- INFANT (i.e. under 2 years of age) mortality reductions are overwhelmingly due to two things: (1) improvements in reducing childbirth deaths and complications (2) infant vaccinations. Sanitation (but not necessarily clean water) has helped somewhat, but not anywhere near as much as getting the kid out of the mother in good shape, and effective pre- and post-natal care. Vaccines (even though most aren't fully protected until after 2 years of age) have nonetheless stopped cold the huge killers of infants: measles, smallpox, pertussis, etc.
- CHILDHOOD (2-12) mortality reductions are pretty much split between vaccinations and improved clean water/sanitation, maybe with the latter edging out for bigger impact (probably due mostly to reducing malaria, cholera and typhus).
- TEENAGE (13-18) mortality reductions are due to a combination of vaccines (TB, smallpox, polio, and measles being a big here), clean water/sanitation, and trauma medicine.
- ADULT (18-65) reductions are mostly clean water/sanitation, with trauma medicine following up behind. Vaccinations aren't a huge contributor here, since the vast majority of folks died of the major vaccinated diseases before they got to be adults, and thus, a much smaller percentage of people were saved.
- ELDERLY (65+) mortality reductions are heavily improvements in drugs and chronic illness treatments (think cancer and heart disease).

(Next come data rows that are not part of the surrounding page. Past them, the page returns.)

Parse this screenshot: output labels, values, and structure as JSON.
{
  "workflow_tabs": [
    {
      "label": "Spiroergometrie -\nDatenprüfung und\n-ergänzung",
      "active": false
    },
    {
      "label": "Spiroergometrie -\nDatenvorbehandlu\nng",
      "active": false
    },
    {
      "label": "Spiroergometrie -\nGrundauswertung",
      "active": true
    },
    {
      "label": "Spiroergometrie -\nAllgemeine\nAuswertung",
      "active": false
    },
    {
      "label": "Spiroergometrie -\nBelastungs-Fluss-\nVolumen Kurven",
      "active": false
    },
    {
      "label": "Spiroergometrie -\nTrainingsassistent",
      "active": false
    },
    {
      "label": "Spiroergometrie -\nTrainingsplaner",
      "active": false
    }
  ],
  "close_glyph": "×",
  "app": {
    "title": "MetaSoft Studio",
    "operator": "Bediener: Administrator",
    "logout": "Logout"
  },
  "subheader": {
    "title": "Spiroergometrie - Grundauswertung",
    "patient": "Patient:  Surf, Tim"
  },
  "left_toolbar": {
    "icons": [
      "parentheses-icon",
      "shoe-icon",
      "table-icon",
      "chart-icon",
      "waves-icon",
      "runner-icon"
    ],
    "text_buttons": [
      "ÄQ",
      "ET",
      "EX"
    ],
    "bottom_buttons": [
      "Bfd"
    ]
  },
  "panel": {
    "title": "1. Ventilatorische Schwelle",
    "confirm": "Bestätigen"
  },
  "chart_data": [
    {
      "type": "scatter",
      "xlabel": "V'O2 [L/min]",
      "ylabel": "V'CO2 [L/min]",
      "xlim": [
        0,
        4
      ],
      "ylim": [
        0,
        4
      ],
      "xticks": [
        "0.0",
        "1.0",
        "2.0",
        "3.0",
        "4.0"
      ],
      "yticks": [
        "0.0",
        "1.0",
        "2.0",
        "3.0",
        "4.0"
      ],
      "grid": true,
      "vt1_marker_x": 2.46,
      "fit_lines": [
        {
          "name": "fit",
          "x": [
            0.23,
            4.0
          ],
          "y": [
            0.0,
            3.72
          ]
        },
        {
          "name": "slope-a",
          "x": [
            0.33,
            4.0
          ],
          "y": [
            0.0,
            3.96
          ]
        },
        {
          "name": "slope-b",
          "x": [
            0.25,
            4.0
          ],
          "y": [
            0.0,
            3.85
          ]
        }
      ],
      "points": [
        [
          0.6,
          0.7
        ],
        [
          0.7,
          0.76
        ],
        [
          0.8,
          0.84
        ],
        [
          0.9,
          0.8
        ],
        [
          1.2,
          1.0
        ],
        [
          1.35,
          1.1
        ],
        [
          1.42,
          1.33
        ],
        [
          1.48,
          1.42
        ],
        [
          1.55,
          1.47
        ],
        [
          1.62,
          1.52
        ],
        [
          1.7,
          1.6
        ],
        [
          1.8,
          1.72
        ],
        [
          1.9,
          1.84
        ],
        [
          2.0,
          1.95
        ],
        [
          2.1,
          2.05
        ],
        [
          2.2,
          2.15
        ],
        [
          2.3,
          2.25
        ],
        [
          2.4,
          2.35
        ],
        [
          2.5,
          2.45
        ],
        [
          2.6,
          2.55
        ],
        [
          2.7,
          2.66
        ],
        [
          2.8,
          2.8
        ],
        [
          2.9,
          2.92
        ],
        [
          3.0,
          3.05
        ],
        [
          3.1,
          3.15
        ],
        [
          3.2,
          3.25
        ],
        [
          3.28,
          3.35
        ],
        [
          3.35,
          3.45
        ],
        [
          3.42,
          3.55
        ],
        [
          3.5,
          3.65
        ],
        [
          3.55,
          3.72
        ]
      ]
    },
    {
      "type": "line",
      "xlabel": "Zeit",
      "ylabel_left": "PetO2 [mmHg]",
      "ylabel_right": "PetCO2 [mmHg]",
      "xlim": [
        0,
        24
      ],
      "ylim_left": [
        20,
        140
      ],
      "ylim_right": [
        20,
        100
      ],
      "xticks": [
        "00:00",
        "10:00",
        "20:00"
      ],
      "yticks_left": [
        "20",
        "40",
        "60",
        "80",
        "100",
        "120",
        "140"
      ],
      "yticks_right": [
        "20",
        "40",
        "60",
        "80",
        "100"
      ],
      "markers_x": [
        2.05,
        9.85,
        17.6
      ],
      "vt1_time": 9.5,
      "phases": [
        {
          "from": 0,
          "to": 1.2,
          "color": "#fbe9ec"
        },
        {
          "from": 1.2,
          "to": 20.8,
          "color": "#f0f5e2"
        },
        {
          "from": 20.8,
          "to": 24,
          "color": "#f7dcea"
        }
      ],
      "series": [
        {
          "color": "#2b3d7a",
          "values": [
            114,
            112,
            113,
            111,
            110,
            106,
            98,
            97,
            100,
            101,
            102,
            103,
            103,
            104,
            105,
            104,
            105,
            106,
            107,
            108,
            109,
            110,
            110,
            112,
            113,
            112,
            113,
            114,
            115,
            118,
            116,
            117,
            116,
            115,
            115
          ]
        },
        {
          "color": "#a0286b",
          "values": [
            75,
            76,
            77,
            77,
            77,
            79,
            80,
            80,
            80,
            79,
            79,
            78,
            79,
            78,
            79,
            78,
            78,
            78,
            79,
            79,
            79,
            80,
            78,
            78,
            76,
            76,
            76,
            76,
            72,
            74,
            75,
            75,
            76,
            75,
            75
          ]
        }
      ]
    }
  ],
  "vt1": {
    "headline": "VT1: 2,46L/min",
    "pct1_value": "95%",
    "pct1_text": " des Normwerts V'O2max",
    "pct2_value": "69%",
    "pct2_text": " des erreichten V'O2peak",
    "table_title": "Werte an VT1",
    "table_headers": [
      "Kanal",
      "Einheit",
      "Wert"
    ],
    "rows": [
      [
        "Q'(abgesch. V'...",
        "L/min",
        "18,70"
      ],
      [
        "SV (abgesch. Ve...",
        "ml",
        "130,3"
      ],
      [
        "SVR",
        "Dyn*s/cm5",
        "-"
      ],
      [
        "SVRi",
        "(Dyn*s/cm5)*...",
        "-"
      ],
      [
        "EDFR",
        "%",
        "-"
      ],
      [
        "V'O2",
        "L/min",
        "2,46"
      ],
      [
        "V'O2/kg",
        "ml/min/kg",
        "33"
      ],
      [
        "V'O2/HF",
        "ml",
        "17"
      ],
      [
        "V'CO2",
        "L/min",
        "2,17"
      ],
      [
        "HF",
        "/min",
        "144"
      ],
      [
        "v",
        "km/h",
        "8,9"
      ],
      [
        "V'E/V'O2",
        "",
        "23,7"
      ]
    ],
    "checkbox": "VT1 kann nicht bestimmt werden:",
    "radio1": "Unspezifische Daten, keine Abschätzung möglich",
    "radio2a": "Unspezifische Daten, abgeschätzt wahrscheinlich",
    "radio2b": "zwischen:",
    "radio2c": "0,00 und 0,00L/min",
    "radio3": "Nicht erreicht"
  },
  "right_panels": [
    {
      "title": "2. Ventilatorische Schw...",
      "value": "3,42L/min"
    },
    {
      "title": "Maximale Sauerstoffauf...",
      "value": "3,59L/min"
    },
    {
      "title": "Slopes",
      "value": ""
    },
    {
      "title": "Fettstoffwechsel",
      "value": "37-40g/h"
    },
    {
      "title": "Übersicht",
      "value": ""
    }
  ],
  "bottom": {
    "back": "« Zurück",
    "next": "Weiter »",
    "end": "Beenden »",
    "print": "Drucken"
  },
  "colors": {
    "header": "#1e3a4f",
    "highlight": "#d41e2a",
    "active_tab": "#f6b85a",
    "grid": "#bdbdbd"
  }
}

Overall, clean water and sanitation probably win as the single most important advancement in public health, ever, but vaccines are a *very* strong second. Frankly, drugs are at best a distant fourth, behind even improved medical understanding of the human body (enabling more effective trauma and non-drug treatments of common diseases and accidents). Drug improvements really have helped two big categories of people: soldiers at war, and the elderly.